Entries from a dataset of interfaces:
****************
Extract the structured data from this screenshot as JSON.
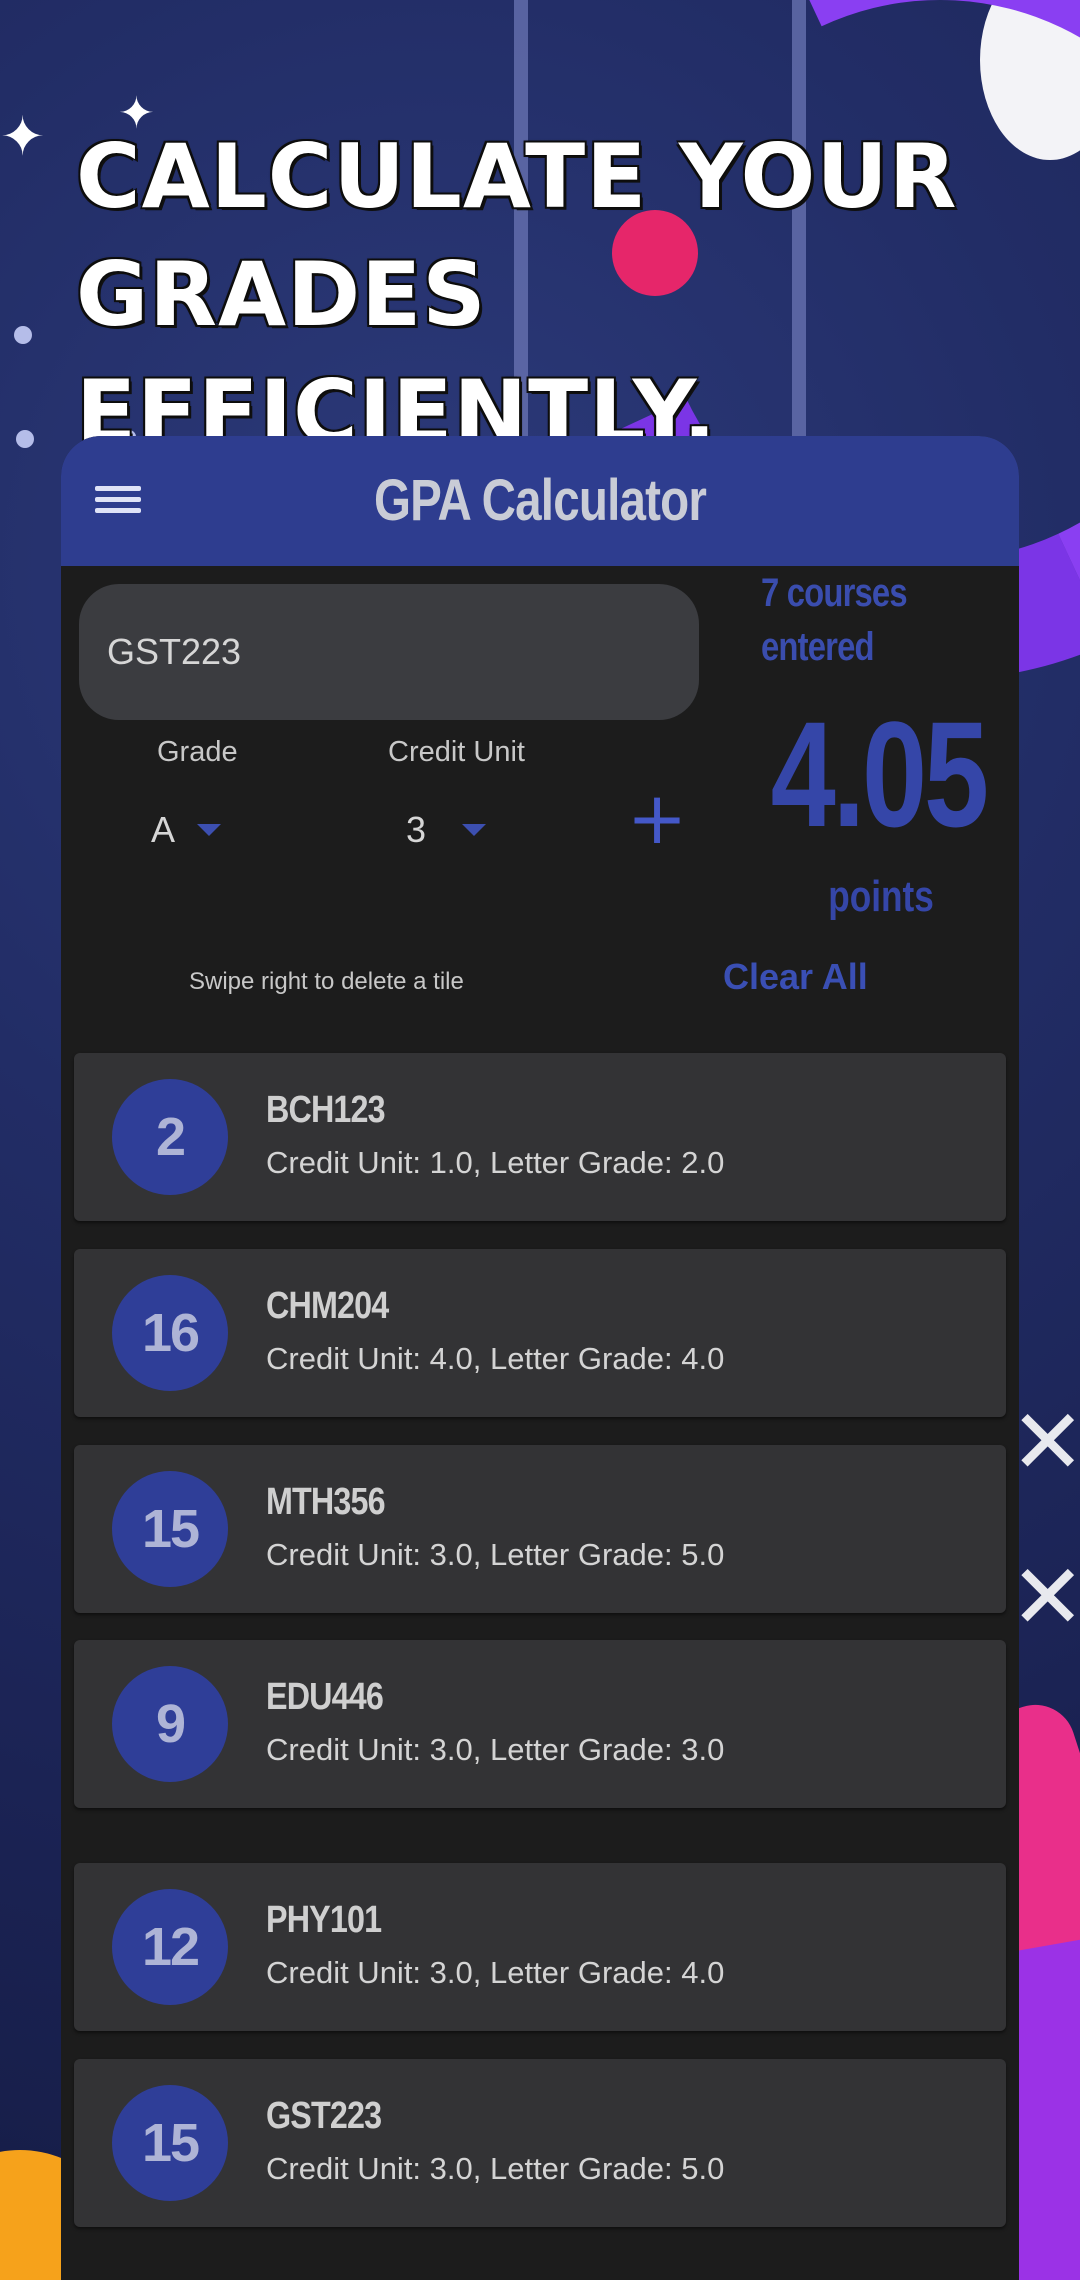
{
  "headline": "Calculate your grades efficiently.",
  "app": {
    "title": "GPA Calculator",
    "course_input_value": "GST223",
    "grade_label": "Grade",
    "credit_label": "Credit Unit",
    "grade_value": "A",
    "credit_value": "3",
    "add_icon": "+",
    "courses_entered": "7 courses entered",
    "gpa": "4.05",
    "points_label": "points",
    "hint": "Swipe right to delete a tile",
    "clear_all": "Clear All"
  },
  "courses": [
    {
      "score": "2",
      "code": "BCH123",
      "detail": "Credit Unit: 1.0, Letter Grade: 2.0"
    },
    {
      "score": "16",
      "code": "CHM204",
      "detail": "Credit Unit: 4.0, Letter Grade: 4.0"
    },
    {
      "score": "15",
      "code": "MTH356",
      "detail": "Credit Unit: 3.0, Letter Grade: 5.0"
    },
    {
      "score": "9",
      "code": "EDU446",
      "detail": "Credit Unit: 3.0, Letter Grade: 3.0"
    },
    {
      "score": "12",
      "code": "PHY101",
      "detail": "Credit Unit: 3.0, Letter Grade: 4.0"
    },
    {
      "score": "15",
      "code": "GST223",
      "detail": "Credit Unit: 3.0, Letter Grade: 5.0"
    }
  ],
  "colors": {
    "accent": "#2e3d8f",
    "background": "#1c1c1c",
    "tile": "#333335"
  }
}
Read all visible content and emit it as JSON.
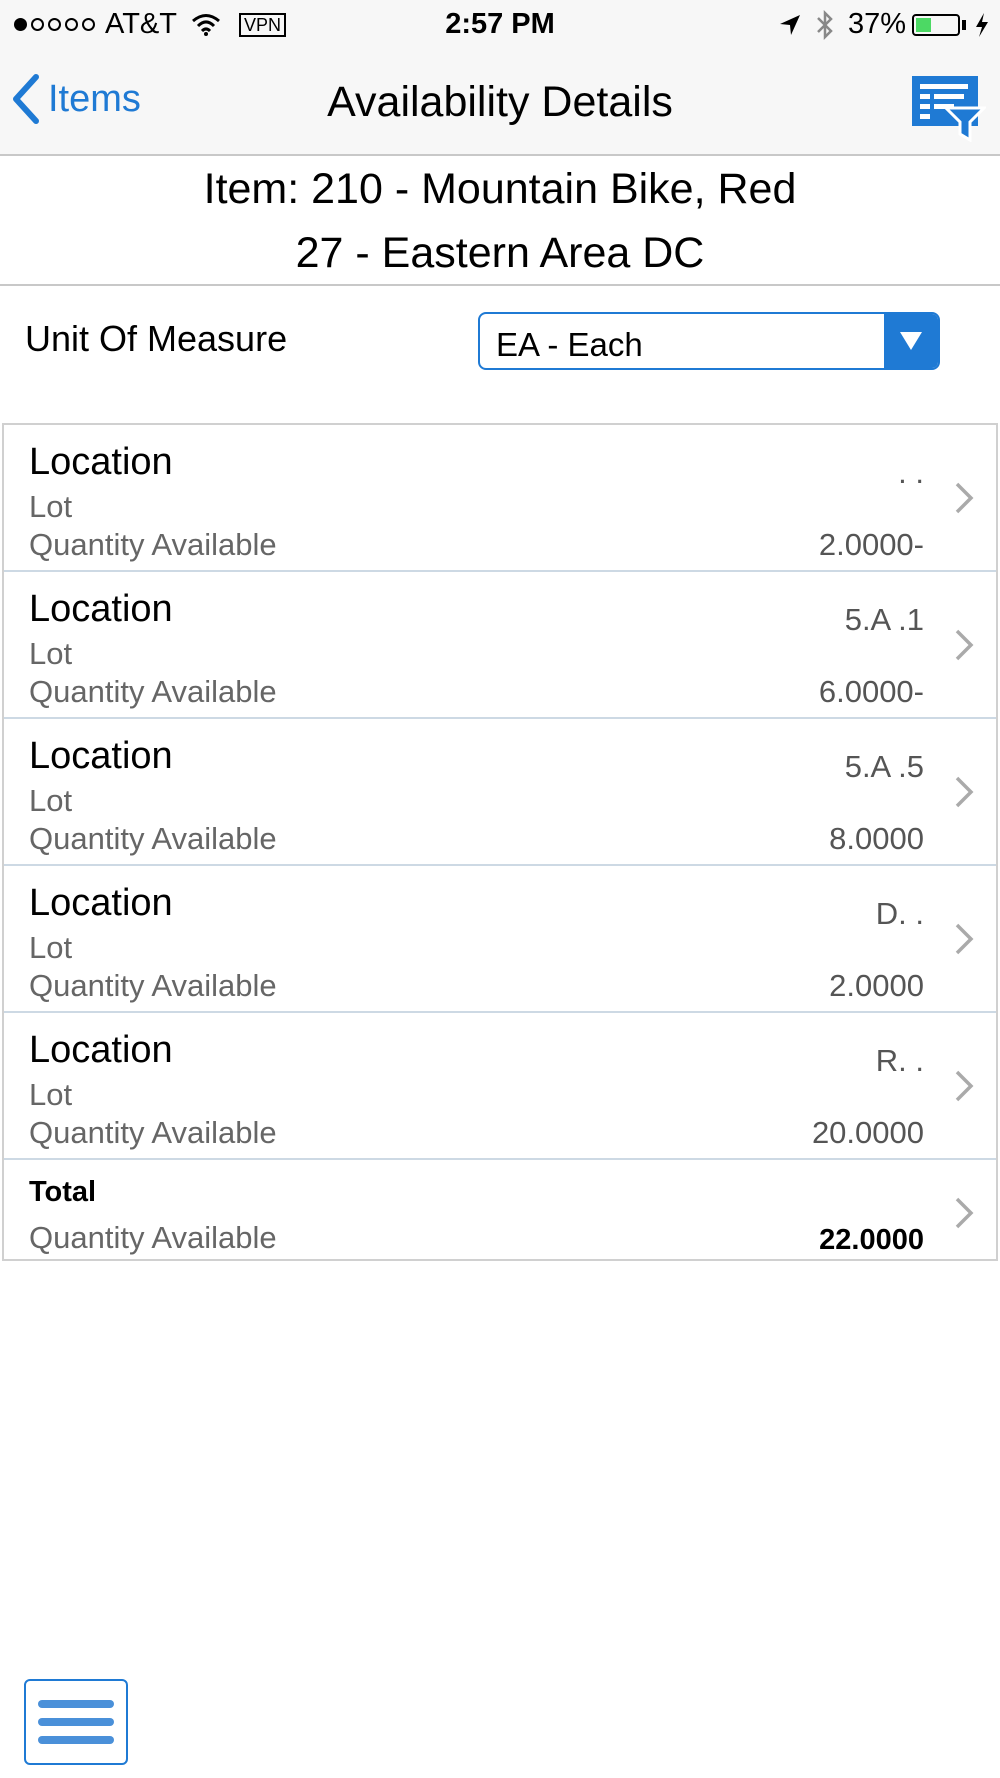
{
  "status": {
    "carrier": "AT&T",
    "vpn": "VPN",
    "time": "2:57 PM",
    "battery": "37%",
    "battery_level": 0.37
  },
  "nav": {
    "back_label": "Items",
    "title": "Availability Details",
    "filter_icon": "list-filter-icon"
  },
  "header": {
    "item": "Item: 210 - Mountain Bike, Red",
    "branch": "27 - Eastern Area DC"
  },
  "uom": {
    "label": "Unit Of Measure",
    "value": "EA - Each"
  },
  "rows": [
    {
      "location_label": "Location",
      "location": ". .",
      "lot_label": "Lot",
      "qty_label": "Quantity Available",
      "qty": "2.0000-"
    },
    {
      "location_label": "Location",
      "location": "5.A .1",
      "lot_label": "Lot",
      "qty_label": "Quantity Available",
      "qty": "6.0000-"
    },
    {
      "location_label": "Location",
      "location": "5.A .5",
      "lot_label": "Lot",
      "qty_label": "Quantity Available",
      "qty": "8.0000"
    },
    {
      "location_label": "Location",
      "location": "D. .",
      "lot_label": "Lot",
      "qty_label": "Quantity Available",
      "qty": "2.0000"
    },
    {
      "location_label": "Location",
      "location": "R. .",
      "lot_label": "Lot",
      "qty_label": "Quantity Available",
      "qty": "20.0000"
    }
  ],
  "total": {
    "label": "Total",
    "qty_label": "Quantity Available",
    "qty": "22.0000"
  },
  "colors": {
    "accent": "#1f7ad4",
    "bar_bg": "#f7f7f7",
    "battery": "#4cd964"
  }
}
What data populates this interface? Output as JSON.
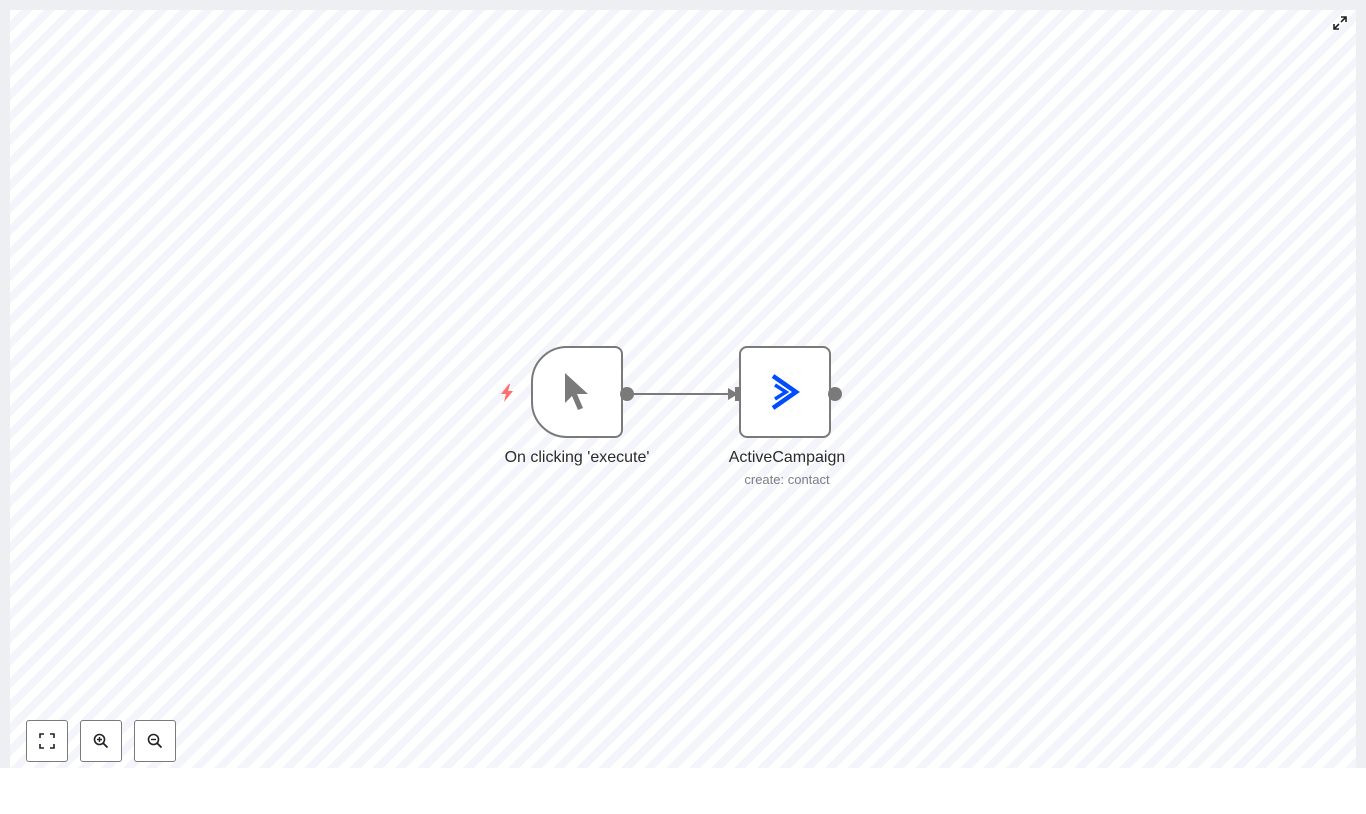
{
  "canvas": {
    "nodes": [
      {
        "id": "trigger",
        "label": "On clicking 'execute'",
        "subtitle": "",
        "icon": "mouse-pointer-icon",
        "type": "trigger"
      },
      {
        "id": "activecampaign",
        "label": "ActiveCampaign",
        "subtitle": "create: contact",
        "icon": "activecampaign-logo-icon",
        "icon_color": "#004cff"
      }
    ],
    "connections": [
      {
        "from": "trigger",
        "to": "activecampaign"
      }
    ],
    "trigger_badge": {
      "icon": "lightning-bolt-icon",
      "color": "#ff6d6d"
    }
  },
  "controls": {
    "buttons": [
      {
        "name": "zoom-to-fit",
        "icon": "fit-screen-icon"
      },
      {
        "name": "zoom-in",
        "icon": "zoom-in-icon"
      },
      {
        "name": "zoom-out",
        "icon": "zoom-out-icon"
      }
    ],
    "fullscreen_icon": "expand-arrows-icon"
  },
  "colors": {
    "node_border": "#7a7a7a",
    "canvas_bg": "#f5f6fa",
    "brand_blue": "#004cff",
    "trigger_red": "#ff6d6d"
  }
}
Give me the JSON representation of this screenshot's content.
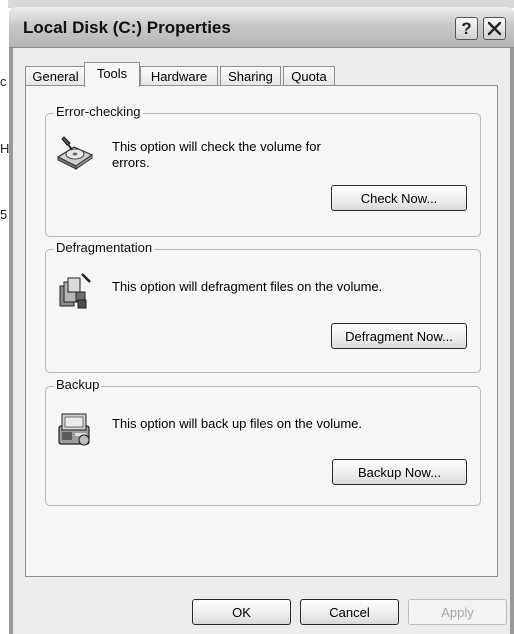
{
  "window": {
    "title": "Local Disk (C:) Properties",
    "help_glyph": "?",
    "close_glyph": "✕"
  },
  "background_glyphs": [
    "c",
    "H",
    "5"
  ],
  "tabs": [
    {
      "label": "General",
      "active": false
    },
    {
      "label": "Tools",
      "active": true
    },
    {
      "label": "Hardware",
      "active": false
    },
    {
      "label": "Sharing",
      "active": false
    },
    {
      "label": "Quota",
      "active": false
    }
  ],
  "groups": {
    "error_checking": {
      "title": "Error-checking",
      "line1": "This option will check the volume for",
      "line2": "errors.",
      "button": "Check Now...",
      "icon": "disk-check-icon"
    },
    "defragmentation": {
      "title": "Defragmentation",
      "line1": "This option will defragment files on the volume.",
      "button": "Defragment Now...",
      "icon": "defragment-icon"
    },
    "backup": {
      "title": "Backup",
      "line1": "This option will back up files on the volume.",
      "button": "Backup Now...",
      "icon": "backup-icon"
    }
  },
  "footer": {
    "ok": "OK",
    "cancel": "Cancel",
    "apply": "Apply",
    "apply_enabled": false
  }
}
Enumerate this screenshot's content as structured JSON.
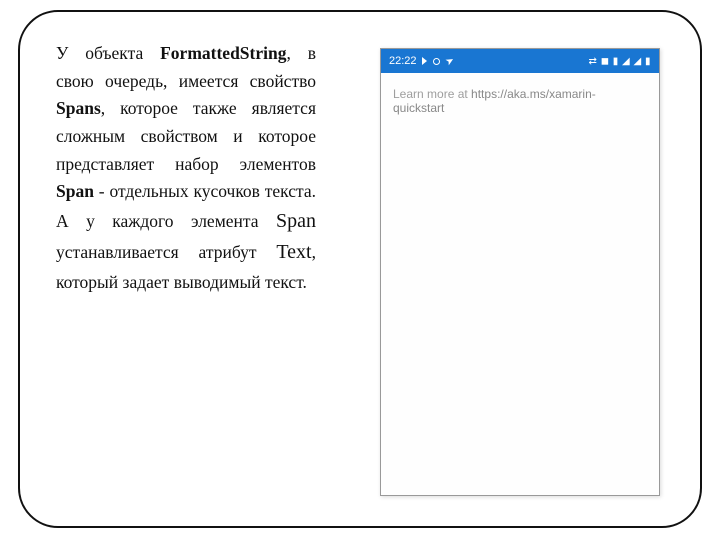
{
  "text": {
    "p1a": "У объекта ",
    "p1_bold1": "FormattedString",
    "p1b": ", в свою очередь, имеется свойство ",
    "p1_bold2": "Spans",
    "p1c": ", которое также является сложным свойством и которое представляет набор элементов ",
    "p1_bold3": "Span",
    "p1_dash": " -",
    "p2a": "отдельных кусочков текста. А у каждого элемента ",
    "p2_span": "Span",
    "p2b": " устанавливается атрибут ",
    "p2_text": "Text",
    "p2c": ", который задает выводимый текст."
  },
  "phone": {
    "time": "22:22",
    "status_icons_right": "⇄ ◼ ▮ ◢ ◢ ▮",
    "learn_prefix": "Learn more at ",
    "learn_url": "https://aka.ms/xamarin-quickstart"
  }
}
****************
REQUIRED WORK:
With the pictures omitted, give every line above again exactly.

TASK ANSWER:
Extract the structured data from this screenshot as JSON.
{
  "headline": "Calculate your grades efficiently.",
  "app": {
    "title": "GPA Calculator",
    "course_input_value": "GST223",
    "grade_label": "Grade",
    "credit_label": "Credit Unit",
    "grade_value": "A",
    "credit_value": "3",
    "add_icon": "+",
    "courses_entered": "7 courses entered",
    "gpa": "4.05",
    "points_label": "points",
    "hint": "Swipe right to delete a tile",
    "clear_all": "Clear All"
  },
  "courses": [
    {
      "score": "2",
      "code": "BCH123",
      "detail": "Credit Unit: 1.0, Letter Grade: 2.0"
    },
    {
      "score": "16",
      "code": "CHM204",
      "detail": "Credit Unit: 4.0, Letter Grade: 4.0"
    },
    {
      "score": "15",
      "code": "MTH356",
      "detail": "Credit Unit: 3.0, Letter Grade: 5.0"
    },
    {
      "score": "9",
      "code": "EDU446",
      "detail": "Credit Unit: 3.0, Letter Grade: 3.0"
    },
    {
      "score": "12",
      "code": "PHY101",
      "detail": "Credit Unit: 3.0, Letter Grade: 4.0"
    },
    {
      "score": "15",
      "code": "GST223",
      "detail": "Credit Unit: 3.0, Letter Grade: 5.0"
    }
  ],
  "colors": {
    "accent": "#2e3d8f",
    "background": "#1c1c1c",
    "tile": "#333335"
  }
}
Read all visible content and emit it as JSON.
{
  "status": {
    "carrier": "AT&T",
    "vpn": "VPN",
    "time": "2:57 PM",
    "battery": "37%",
    "battery_level": 0.37
  },
  "nav": {
    "back_label": "Items",
    "title": "Availability Details",
    "filter_icon": "list-filter-icon"
  },
  "header": {
    "item": "Item: 210 - Mountain Bike, Red",
    "branch": "27 - Eastern Area DC"
  },
  "uom": {
    "label": "Unit Of Measure",
    "value": "EA - Each"
  },
  "rows": [
    {
      "location_label": "Location",
      "location": ". .",
      "lot_label": "Lot",
      "qty_label": "Quantity Available",
      "qty": "2.0000-"
    },
    {
      "location_label": "Location",
      "location": "5.A .1",
      "lot_label": "Lot",
      "qty_label": "Quantity Available",
      "qty": "6.0000-"
    },
    {
      "location_label": "Location",
      "location": "5.A .5",
      "lot_label": "Lot",
      "qty_label": "Quantity Available",
      "qty": "8.0000"
    },
    {
      "location_label": "Location",
      "location": "D. .",
      "lot_label": "Lot",
      "qty_label": "Quantity Available",
      "qty": "2.0000"
    },
    {
      "location_label": "Location",
      "location": "R. .",
      "lot_label": "Lot",
      "qty_label": "Quantity Available",
      "qty": "20.0000"
    }
  ],
  "total": {
    "label": "Total",
    "qty_label": "Quantity Available",
    "qty": "22.0000"
  },
  "colors": {
    "accent": "#1f7ad4",
    "bar_bg": "#f7f7f7",
    "battery": "#4cd964"
  }
}
What data populates this interface? Output as JSON.
{
  "canvas": {
    "nodes": [
      {
        "id": "trigger",
        "label": "On clicking 'execute'",
        "subtitle": "",
        "icon": "mouse-pointer-icon",
        "type": "trigger"
      },
      {
        "id": "activecampaign",
        "label": "ActiveCampaign",
        "subtitle": "create: contact",
        "icon": "activecampaign-logo-icon",
        "icon_color": "#004cff"
      }
    ],
    "connections": [
      {
        "from": "trigger",
        "to": "activecampaign"
      }
    ],
    "trigger_badge": {
      "icon": "lightning-bolt-icon",
      "color": "#ff6d6d"
    }
  },
  "controls": {
    "buttons": [
      {
        "name": "zoom-to-fit",
        "icon": "fit-screen-icon"
      },
      {
        "name": "zoom-in",
        "icon": "zoom-in-icon"
      },
      {
        "name": "zoom-out",
        "icon": "zoom-out-icon"
      }
    ],
    "fullscreen_icon": "expand-arrows-icon"
  },
  "colors": {
    "node_border": "#7a7a7a",
    "canvas_bg": "#f5f6fa",
    "brand_blue": "#004cff",
    "trigger_red": "#ff6d6d"
  }
}
Give me the JSON representation of this screenshot's content.
{
  "window": {
    "title": "Local Disk (C:) Properties",
    "help_glyph": "?",
    "close_glyph": "✕"
  },
  "background_glyphs": [
    "c",
    "H",
    "5"
  ],
  "tabs": [
    {
      "label": "General",
      "active": false
    },
    {
      "label": "Tools",
      "active": true
    },
    {
      "label": "Hardware",
      "active": false
    },
    {
      "label": "Sharing",
      "active": false
    },
    {
      "label": "Quota",
      "active": false
    }
  ],
  "groups": {
    "error_checking": {
      "title": "Error-checking",
      "line1": "This option will check the volume for",
      "line2": "errors.",
      "button": "Check Now...",
      "icon": "disk-check-icon"
    },
    "defragmentation": {
      "title": "Defragmentation",
      "line1": "This option will defragment files on the volume.",
      "button": "Defragment Now...",
      "icon": "defragment-icon"
    },
    "backup": {
      "title": "Backup",
      "line1": "This option will back up files on the volume.",
      "button": "Backup Now...",
      "icon": "backup-icon"
    }
  },
  "footer": {
    "ok": "OK",
    "cancel": "Cancel",
    "apply": "Apply",
    "apply_enabled": false
  }
}
Enumerate this screenshot's content as structured JSON.
{
  "text": {
    "p1a": "У объекта ",
    "p1_bold1": "FormattedString",
    "p1b": ", в свою очередь, имеется свойство ",
    "p1_bold2": "Spans",
    "p1c": ", которое также является сложным свойством и которое представляет набор элементов ",
    "p1_bold3": "Span",
    "p1_dash": " -",
    "p2a": "отдельных кусочков текста. А у каждого элемента ",
    "p2_span": "Span",
    "p2b": " устанавливается атрибут ",
    "p2_text": "Text",
    "p2c": ", который задает выводимый текст."
  },
  "phone": {
    "time": "22:22",
    "status_icons_right": "⇄ ◼ ▮ ◢ ◢ ▮",
    "learn_prefix": "Learn more at ",
    "learn_url": "https://aka.ms/xamarin-quickstart"
  }
}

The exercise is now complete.